Japan is a member of the ASEAN Plus mechanism, UN, the OECD, the G7, the G8, the G20, is considered a great power. Its economy is the world's third-largest by nominal GDP and the fourth-largest by purchasing power parity, it is the world's fourth-largest exporter and fourth-largest importer. Japan benefits from a skilled and educated workforce. Although it has renounced its right to declare war, Japan maintains a modern military with the world's eighth-largest military budget, used for self-defense and peacekeeping roles. Japan is a developed country with a high standard of living and Human Development Index, its population enjoys the highest life expectancy and third lowest infant mortality rate in the world, but is experiencing issues due to an aging population and low birthrate. Japan is renowned for its historical and extensive cinema, influential music industry, video gaming, rich cuisine and its major contributions to science and modern technology; the Japanese word for Japan is 日本, pronounced Nihon or Nippon and means "the origin of the sun".

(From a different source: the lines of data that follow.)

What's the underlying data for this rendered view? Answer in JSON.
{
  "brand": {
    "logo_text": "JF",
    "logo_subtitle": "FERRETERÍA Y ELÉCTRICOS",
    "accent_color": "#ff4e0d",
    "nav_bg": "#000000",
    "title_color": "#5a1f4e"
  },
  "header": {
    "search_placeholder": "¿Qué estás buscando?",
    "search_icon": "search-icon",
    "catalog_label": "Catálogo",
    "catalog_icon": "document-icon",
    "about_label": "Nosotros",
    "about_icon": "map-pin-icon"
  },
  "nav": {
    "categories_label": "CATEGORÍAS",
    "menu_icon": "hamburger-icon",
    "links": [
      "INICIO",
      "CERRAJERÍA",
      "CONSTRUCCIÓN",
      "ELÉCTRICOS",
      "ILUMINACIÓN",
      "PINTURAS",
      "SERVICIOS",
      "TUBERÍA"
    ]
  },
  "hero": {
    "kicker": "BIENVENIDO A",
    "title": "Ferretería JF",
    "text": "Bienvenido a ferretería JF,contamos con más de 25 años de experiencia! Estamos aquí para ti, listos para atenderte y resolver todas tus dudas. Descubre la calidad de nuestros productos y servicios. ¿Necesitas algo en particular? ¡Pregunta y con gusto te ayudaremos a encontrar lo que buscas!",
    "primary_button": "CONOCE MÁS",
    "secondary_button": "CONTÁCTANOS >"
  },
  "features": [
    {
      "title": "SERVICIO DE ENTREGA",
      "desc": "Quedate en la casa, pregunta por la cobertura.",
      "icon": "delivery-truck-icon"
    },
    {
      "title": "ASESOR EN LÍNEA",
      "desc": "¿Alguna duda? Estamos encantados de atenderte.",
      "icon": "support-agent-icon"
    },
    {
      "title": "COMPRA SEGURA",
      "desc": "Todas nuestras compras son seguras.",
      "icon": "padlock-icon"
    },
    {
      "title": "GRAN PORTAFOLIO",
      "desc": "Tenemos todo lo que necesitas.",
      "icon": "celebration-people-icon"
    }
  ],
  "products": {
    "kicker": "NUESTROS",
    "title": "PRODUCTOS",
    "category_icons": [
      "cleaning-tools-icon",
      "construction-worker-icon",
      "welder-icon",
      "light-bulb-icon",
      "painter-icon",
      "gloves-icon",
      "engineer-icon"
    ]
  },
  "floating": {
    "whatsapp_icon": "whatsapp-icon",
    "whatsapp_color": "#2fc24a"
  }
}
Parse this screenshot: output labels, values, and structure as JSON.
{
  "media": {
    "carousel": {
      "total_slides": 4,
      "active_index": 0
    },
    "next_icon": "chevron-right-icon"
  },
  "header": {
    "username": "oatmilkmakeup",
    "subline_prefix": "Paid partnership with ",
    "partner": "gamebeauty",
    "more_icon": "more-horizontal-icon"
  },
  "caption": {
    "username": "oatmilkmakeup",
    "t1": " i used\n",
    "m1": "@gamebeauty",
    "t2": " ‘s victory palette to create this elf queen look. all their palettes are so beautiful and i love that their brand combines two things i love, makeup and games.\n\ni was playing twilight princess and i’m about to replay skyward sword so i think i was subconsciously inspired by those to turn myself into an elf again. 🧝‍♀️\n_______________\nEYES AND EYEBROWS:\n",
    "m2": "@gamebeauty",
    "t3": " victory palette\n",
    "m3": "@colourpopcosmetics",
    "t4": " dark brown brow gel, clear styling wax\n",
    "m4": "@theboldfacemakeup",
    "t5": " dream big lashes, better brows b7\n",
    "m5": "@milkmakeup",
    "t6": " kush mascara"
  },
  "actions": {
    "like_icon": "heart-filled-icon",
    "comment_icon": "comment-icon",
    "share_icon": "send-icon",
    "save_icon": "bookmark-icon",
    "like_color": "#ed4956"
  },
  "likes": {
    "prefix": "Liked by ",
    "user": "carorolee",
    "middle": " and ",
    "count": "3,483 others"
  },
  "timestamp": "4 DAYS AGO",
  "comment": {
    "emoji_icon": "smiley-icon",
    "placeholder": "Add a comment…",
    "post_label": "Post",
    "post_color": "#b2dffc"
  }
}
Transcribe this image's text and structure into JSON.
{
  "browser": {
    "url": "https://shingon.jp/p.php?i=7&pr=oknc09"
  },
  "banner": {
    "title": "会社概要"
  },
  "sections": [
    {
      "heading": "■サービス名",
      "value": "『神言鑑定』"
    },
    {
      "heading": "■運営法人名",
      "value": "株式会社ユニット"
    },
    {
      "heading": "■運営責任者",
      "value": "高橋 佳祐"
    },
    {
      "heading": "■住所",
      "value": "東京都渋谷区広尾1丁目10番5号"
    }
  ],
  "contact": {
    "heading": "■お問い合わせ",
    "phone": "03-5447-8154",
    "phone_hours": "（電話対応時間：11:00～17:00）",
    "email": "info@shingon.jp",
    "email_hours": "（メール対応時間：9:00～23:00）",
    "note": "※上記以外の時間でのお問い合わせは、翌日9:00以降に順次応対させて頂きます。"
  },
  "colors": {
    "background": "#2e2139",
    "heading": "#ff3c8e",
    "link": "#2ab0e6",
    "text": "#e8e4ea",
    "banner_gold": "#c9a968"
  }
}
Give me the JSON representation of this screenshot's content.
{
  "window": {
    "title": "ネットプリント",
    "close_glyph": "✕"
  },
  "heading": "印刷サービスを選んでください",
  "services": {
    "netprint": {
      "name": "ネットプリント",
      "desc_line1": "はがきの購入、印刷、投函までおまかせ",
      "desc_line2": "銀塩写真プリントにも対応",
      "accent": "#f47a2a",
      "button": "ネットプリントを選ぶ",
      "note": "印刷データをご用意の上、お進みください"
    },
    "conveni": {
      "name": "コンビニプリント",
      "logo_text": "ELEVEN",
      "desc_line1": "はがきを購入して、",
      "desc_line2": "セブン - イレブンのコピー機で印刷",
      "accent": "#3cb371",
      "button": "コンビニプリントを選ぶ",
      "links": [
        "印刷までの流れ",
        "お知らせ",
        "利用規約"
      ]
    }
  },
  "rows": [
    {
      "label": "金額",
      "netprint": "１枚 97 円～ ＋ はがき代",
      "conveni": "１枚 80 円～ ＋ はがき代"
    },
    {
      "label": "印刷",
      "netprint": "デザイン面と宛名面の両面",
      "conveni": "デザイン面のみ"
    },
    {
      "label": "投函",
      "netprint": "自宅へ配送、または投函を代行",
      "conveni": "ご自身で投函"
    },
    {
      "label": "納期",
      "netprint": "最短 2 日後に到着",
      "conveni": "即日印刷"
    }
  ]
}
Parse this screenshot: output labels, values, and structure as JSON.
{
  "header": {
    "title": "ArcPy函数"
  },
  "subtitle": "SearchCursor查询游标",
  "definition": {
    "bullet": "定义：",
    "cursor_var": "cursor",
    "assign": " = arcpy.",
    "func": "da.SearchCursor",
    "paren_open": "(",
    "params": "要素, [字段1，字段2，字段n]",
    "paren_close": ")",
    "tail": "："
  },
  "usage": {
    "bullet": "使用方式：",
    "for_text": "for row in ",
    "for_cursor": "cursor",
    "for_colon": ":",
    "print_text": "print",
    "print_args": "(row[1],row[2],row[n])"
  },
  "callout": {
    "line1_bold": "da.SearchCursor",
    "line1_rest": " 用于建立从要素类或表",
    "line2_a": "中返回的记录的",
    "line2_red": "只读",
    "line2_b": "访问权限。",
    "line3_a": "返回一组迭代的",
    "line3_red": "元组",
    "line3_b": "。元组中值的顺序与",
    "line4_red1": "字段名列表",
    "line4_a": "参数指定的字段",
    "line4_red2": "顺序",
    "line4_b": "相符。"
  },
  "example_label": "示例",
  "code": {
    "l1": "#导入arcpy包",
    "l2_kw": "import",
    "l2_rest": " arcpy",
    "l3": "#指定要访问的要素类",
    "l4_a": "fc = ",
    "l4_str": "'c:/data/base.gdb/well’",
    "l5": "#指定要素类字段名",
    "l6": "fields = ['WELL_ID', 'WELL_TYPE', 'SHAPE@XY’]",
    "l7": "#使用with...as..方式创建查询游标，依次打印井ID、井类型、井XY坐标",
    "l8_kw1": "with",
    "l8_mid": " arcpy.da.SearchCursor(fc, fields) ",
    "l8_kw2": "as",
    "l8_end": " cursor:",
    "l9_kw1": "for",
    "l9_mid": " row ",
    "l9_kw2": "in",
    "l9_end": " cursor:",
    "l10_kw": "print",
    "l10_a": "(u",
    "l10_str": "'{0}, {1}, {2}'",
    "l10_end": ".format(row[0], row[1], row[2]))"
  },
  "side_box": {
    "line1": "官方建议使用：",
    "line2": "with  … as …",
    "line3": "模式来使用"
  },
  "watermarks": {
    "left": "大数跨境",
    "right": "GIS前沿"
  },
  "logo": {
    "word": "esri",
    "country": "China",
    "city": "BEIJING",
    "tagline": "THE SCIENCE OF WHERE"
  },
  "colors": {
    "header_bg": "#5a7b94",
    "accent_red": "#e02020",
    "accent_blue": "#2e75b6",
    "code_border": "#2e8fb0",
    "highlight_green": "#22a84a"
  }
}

The character nichi means "sun" or "day". The compound therefore means "origin of the sun" and is the source of the popular Western epithet "Land of the Rising Sun"; the earliest record of the name Nihon appears in the Chinese historical records of the Tang dynasty, the Old Book of Tang. At the end of the seventh century, a delegation from Japan requested that Nihon be used as the name of their country; this name may have its origin in a letter sent in 607 and recorded in the official history of the Sui dynasty. Prince Shōtoku, the Regent of Japan, sent a mission to China with a letter in which he called himself "the Emperor of the Land where the Sun rises"; the message said: "Here, I, the emperor of the country where the sun rises, send a letter to the emperor of the country where the sun sets. How are you". Prior to the adoption of Nihon, other terms such as Yamato and Wakoku were used; the term Wa is a homophone of Wo 倭, used by the Chinese as a designation for the Japanese as early as the third century Three Kingdoms period.
Another form of Wa, Wei in Chinese) was used for an early state in Japan called Nakoku during the Han dynasty. However, the Japanese disliked some connotation of Wa 倭, it was therefore replaced with the substitute character Wa, meaning "togetherness, harmony"; the English word Japan derives from the historical Chinese pronunciation of 日本. The Old Mandarin or early Wu Chinese pronunciation of Japan was recorded by Marco Polo as Cipangu. In modern Shanghainese, a Wu dialect, the pronunciation of characters 日本; the old Malay word for Japan, Japun or Japang, was borrowed from a southern coastal Chinese dialect Fukienese or Ningpo – and this Malay word was encountered by Portuguese traders in Southeast Asia in the 16th century. These Early Portuguese traders brought the word